Constance Crompton is an Assistant Professor in the Faculty of Creative and Critical Studies at the University of British Columbia and the Director of UBCO’s Humanities Data Lab. We asked her everything from what advice she would give to young researcher to what is on her playlist in hopes of giving you a better understanding of what goes on outside the lab for one of the best minds in Canadian research.
What inspired you to become a researcher?
I was inspired and mentored by the excellent Humanities researchers around me. I have a technical undergraduate degree, which I started not knowing how much English and History had to offer. As I was working through my undergrad I was exposed to the stakes of rigorous historical research and its tremendous explanatory power. It changed my life!
What do you like most about your work?
I enjoy developing research projects and working with teams to complete them. I take real pleasure in working with research assistants, especially on projects where there is room to tailor their roles to match their research interests. Digital Humanities projects often involve archival research, analysis, programming, writing, encoding, and design, so happily there’s room for students to develop their particular interests.
What do you envision in the future of your field?
I think the Digital Humanities will continue the good work of the Humanities: enriching our understanding of the human record through interpretation and analysis. Work of this sort seems increasingly pressing, since it’s hard to make informed environmental, political, or social decisions without understanding how we got here.
How will your research make a difference in people’s lives?
One of the hopes that my research partner Michelle Schwartz and I share (as does the whole Lesbian and Gay Liberation in Canada team) is that the project’s public history website will contribute to intergenerational queer communication.
What advice would you give to young researchers?
I would advise young researchers to work on other scholars’ projects — it’s a great way to learn how to design a research project and to develop important mentorship relationships. I’d also say, get a research partner, even if you are in a field that disapproves of co-authored or collaborative work. It’s really motivating to have a partner who cares as much about the research as you do. You can keep each other going when you face disappointments and setbacks and you can celebrate success together. Work together to develop projects that you love, ones that you would happily work on in the evenings or on weekends, even if they are never funded.

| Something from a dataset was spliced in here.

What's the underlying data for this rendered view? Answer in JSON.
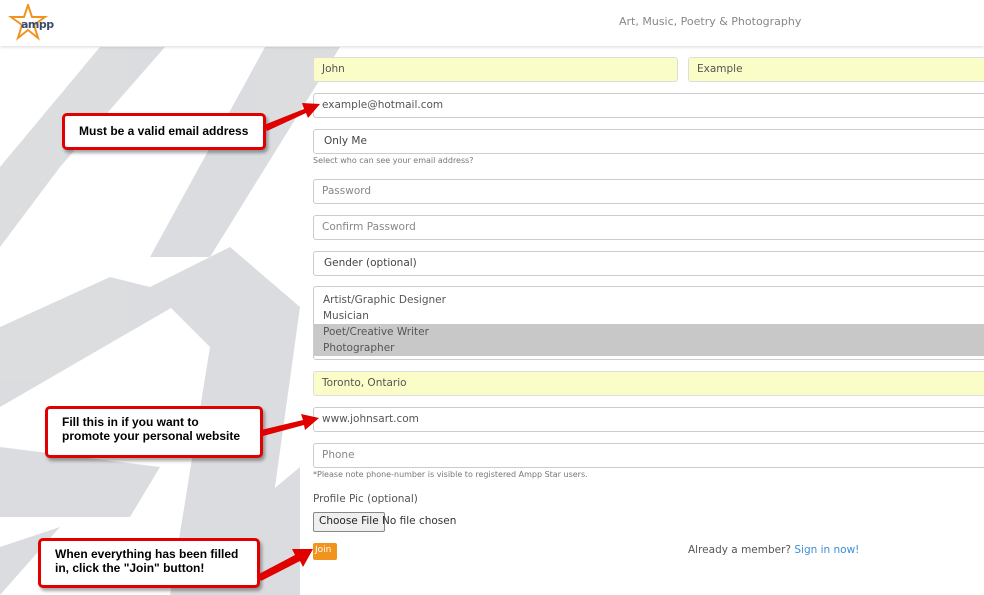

What do you read?
I’m a big P.G. Wodehouse fan. If you’ve ever heard of Jeeves the butler, you’ve likely had a brush with Wodehouse — if Jeeves sounds vaguely familiar, but you can’t place him, you have some deliciously funny comic writing awaiting you.
What natural talent would you like to possess?
I’m not certain that I think there are natural talents, but I do wish I had applied myself to romance languages when I had free lessons in middle and high school. I would love to be a truly fluent speaker of both our official languages.
What’s on your playlist?
The Flashing Lights and Joel Plaskett. I’m a sucker for all that optimistic 90s indie rock.
If you could meet any historical figure, who would it be and why?
I’d like to have dinner with Thomas Henry Huxley, Darwin’s sidekick. I can only imagine that he’d be a loud and domineering dining companion, but he pushed his shy and reluctant friend into the spotlight, and managed to get science taught in universities, which I bet would make him interesting company.
If you could do any profession other than your own what would it be?
I would be an ornithologist.
What do you like to do for fun?
I love bird watching. We are surrounded by such delightful little dinosaurs.
Do you have a favourite motto/words to live by?
Everything is practice for everything else. You’ll be better at it next time, but only if you try to do it now.